╭─ Dataset content

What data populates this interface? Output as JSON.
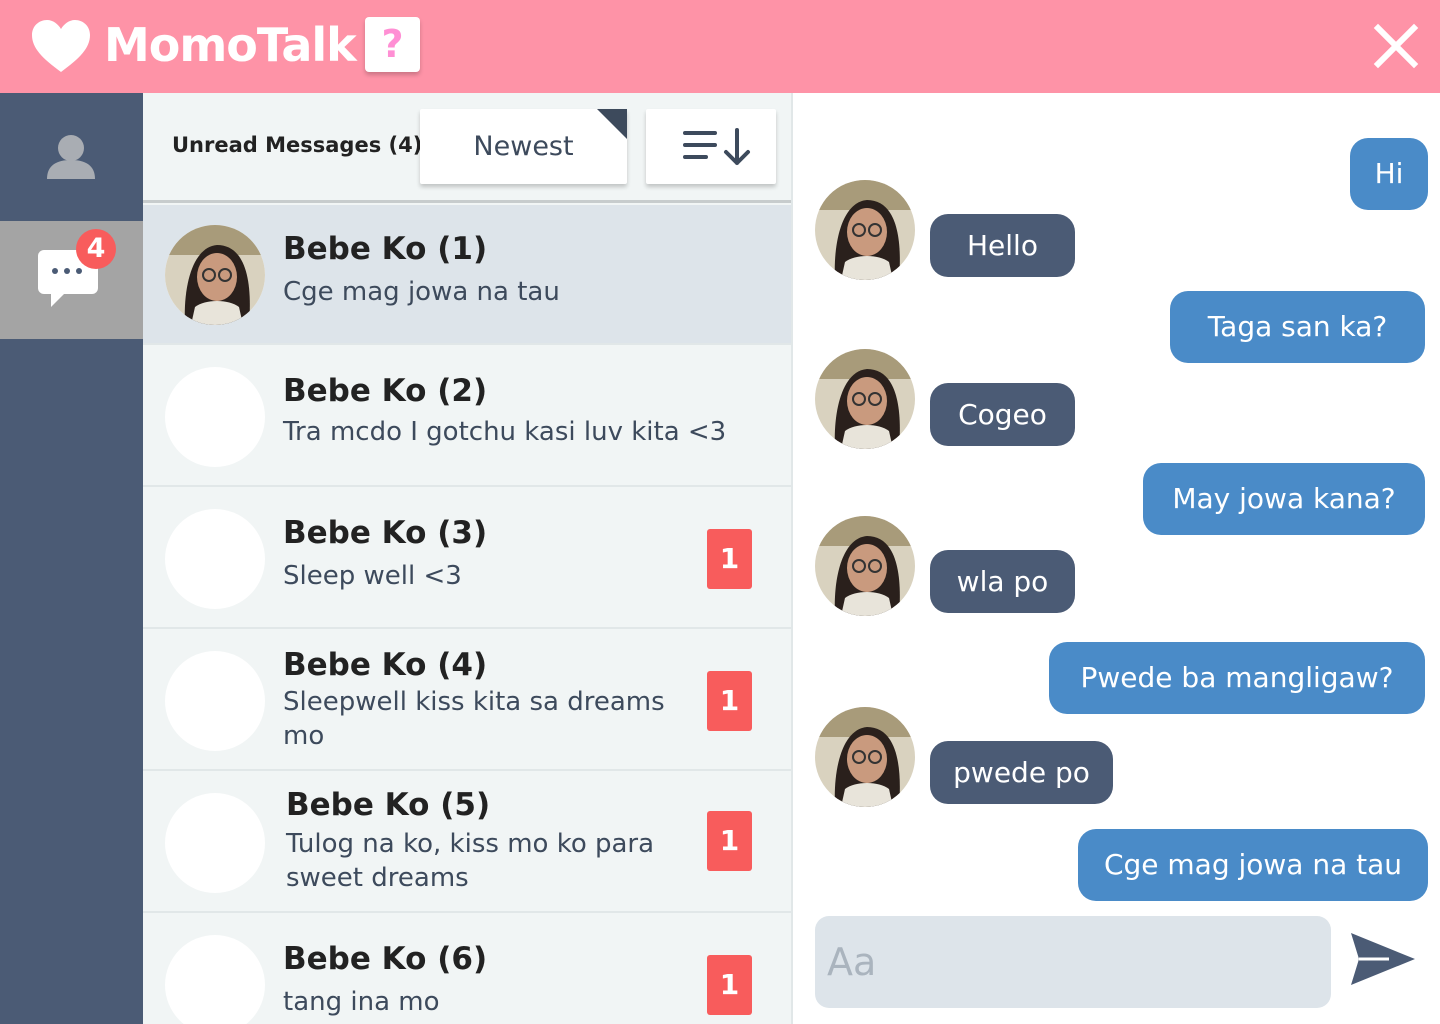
{
  "app": {
    "title": "MomoTalk",
    "help_label": "?"
  },
  "rail": {
    "unread_badge": "4"
  },
  "list": {
    "header_label": "Unread Messages (4)",
    "sort_label": "Newest",
    "conversations": [
      {
        "name": "Bebe Ko (1)",
        "preview": "Cge mag jowa na tau",
        "badge": "",
        "has_photo": true
      },
      {
        "name": "Bebe Ko (2)",
        "preview": "Tra mcdo I gotchu kasi luv kita <3",
        "badge": "",
        "has_photo": false
      },
      {
        "name": "Bebe Ko (3)",
        "preview": "Sleep well <3",
        "badge": "1",
        "has_photo": false
      },
      {
        "name": "Bebe Ko (4)",
        "preview": "Sleepwell kiss kita sa dreams mo",
        "badge": "1",
        "has_photo": false
      },
      {
        "name": "Bebe Ko (5)",
        "preview": "Tulog na ko, kiss mo ko para sweet dreams",
        "badge": "1",
        "has_photo": false
      },
      {
        "name": "Bebe Ko (6)",
        "preview": "tang ina mo",
        "badge": "1",
        "has_photo": false
      }
    ]
  },
  "chat": {
    "messages": [
      {
        "dir": "out",
        "text": "Hi"
      },
      {
        "dir": "in",
        "text": "Hello"
      },
      {
        "dir": "out",
        "text": "Taga san ka?"
      },
      {
        "dir": "in",
        "text": "Cogeo"
      },
      {
        "dir": "out",
        "text": "May jowa kana?"
      },
      {
        "dir": "in",
        "text": "wla po"
      },
      {
        "dir": "out",
        "text": "Pwede ba mangligaw?"
      },
      {
        "dir": "in",
        "text": "pwede po"
      },
      {
        "dir": "out",
        "text": "Cge mag jowa na tau"
      }
    ],
    "composer_placeholder": "Aa"
  },
  "colors": {
    "header": "#fe93a7",
    "rail": "#4b5b75",
    "outgoing": "#4a8bc8",
    "incoming": "#4b5b75",
    "badge": "#f85c5c"
  }
}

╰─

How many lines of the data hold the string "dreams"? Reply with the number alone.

2